Key Dates for the Mercury Dime: 1892 - First coinage of dime by Morgan family (not actually a dime, but called one for eight years). 1903 - Altered design of the coin, now called the Mercury dime. It is worth 10 cents. 1916 - First year of issuance of the Mercury dime. 1921 - Second year of issue of the Mercury dime. 1921-D - Third year of issue of the Mercury dime. These dates will not appear on coins produced before or after them, even if they have similar designs.
1892 - Morgan family dies out, leaving John Rogers III as the only person with access to the coinage process. A new die is made for each coin designed, so the coin you own may be different from others that have been released in previous years.
This change follows a recommendation by an independent committee appointed by President Roosevelt to study our coinage system. Before this change, dimes were valued at 20 cents.
The Mercury dime is a ten-cent piece produced by the United States Mint between late 1916 and 1945. It was the third coin to bear the name "Mercury", after the Roman god of commerce. The word "dime" is an abbreviation for dollar amount, first used in reference to the Mercury dime in 1914. The term is now used generally for any small monetary unit.
The 1916-1945 period covers the time when silver coins were legal tender at a value of 10 cents per ounce. The Mercury dime was designed by John Flanagan and his brother Joseph Flanigan. The obverse (front) design depicts a stylized representation of the head of Heracles (or Hercules), known from ancient Greek art. This was the second time that the Flanagans had designed a Mercury; they also created the 1915-1916 Mercury nickel.
The reverse (back) design shows a scene from American history with men digging trenches on the West Coast of America during the Mexican War. A soldier stands guard while another digs a trench. In the background are two guns ready to fire. This image is taken from a copper plate engraved by George T. Morgan and used as the basis for the coin's 1916-1945 likeness.
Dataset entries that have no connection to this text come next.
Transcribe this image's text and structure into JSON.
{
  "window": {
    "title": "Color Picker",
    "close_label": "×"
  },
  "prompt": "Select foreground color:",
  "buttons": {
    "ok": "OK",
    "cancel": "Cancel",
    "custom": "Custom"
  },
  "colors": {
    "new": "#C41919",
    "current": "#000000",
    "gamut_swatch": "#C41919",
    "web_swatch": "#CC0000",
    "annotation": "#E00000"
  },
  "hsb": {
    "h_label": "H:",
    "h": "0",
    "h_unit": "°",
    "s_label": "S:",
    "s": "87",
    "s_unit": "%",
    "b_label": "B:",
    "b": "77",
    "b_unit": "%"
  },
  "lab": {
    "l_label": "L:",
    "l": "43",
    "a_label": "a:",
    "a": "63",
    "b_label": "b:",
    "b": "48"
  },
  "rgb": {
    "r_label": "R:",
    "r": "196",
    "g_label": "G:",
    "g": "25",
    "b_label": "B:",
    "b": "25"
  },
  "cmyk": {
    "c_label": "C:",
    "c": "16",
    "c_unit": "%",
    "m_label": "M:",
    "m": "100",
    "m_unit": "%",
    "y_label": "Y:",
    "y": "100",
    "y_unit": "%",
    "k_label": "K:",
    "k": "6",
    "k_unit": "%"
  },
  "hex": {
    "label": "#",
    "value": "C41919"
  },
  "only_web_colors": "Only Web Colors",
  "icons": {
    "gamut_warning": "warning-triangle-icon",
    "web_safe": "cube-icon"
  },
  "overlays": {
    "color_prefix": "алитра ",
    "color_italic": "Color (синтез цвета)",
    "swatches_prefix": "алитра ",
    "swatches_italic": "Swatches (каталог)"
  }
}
The 1916-D Mercury dime is the series' pivotal date. Only 264,000 were produced, and even fewer still exist today, making it one of the most scarce regular-issue, circulation-strike coins of the twentieth century. The 1916-D also has the lowest mintage value of any Mercurydime at $1,000.
Other rare dates include: 1904-P569 (first year of production), 1907-S75 (first year of production with the new Seated Liberty design), 1909-O89 (first year of production with the new Overprint style), and 1913-O113 (first year of production with the new Overprint style).
These are just some of the hundreds of different varieties of Mercurys. There are more than seven thousand known varieties alone within the 1916-D series!
In conclusion, the 1916-D Mercury dime is the rarest of all Mercury dimes.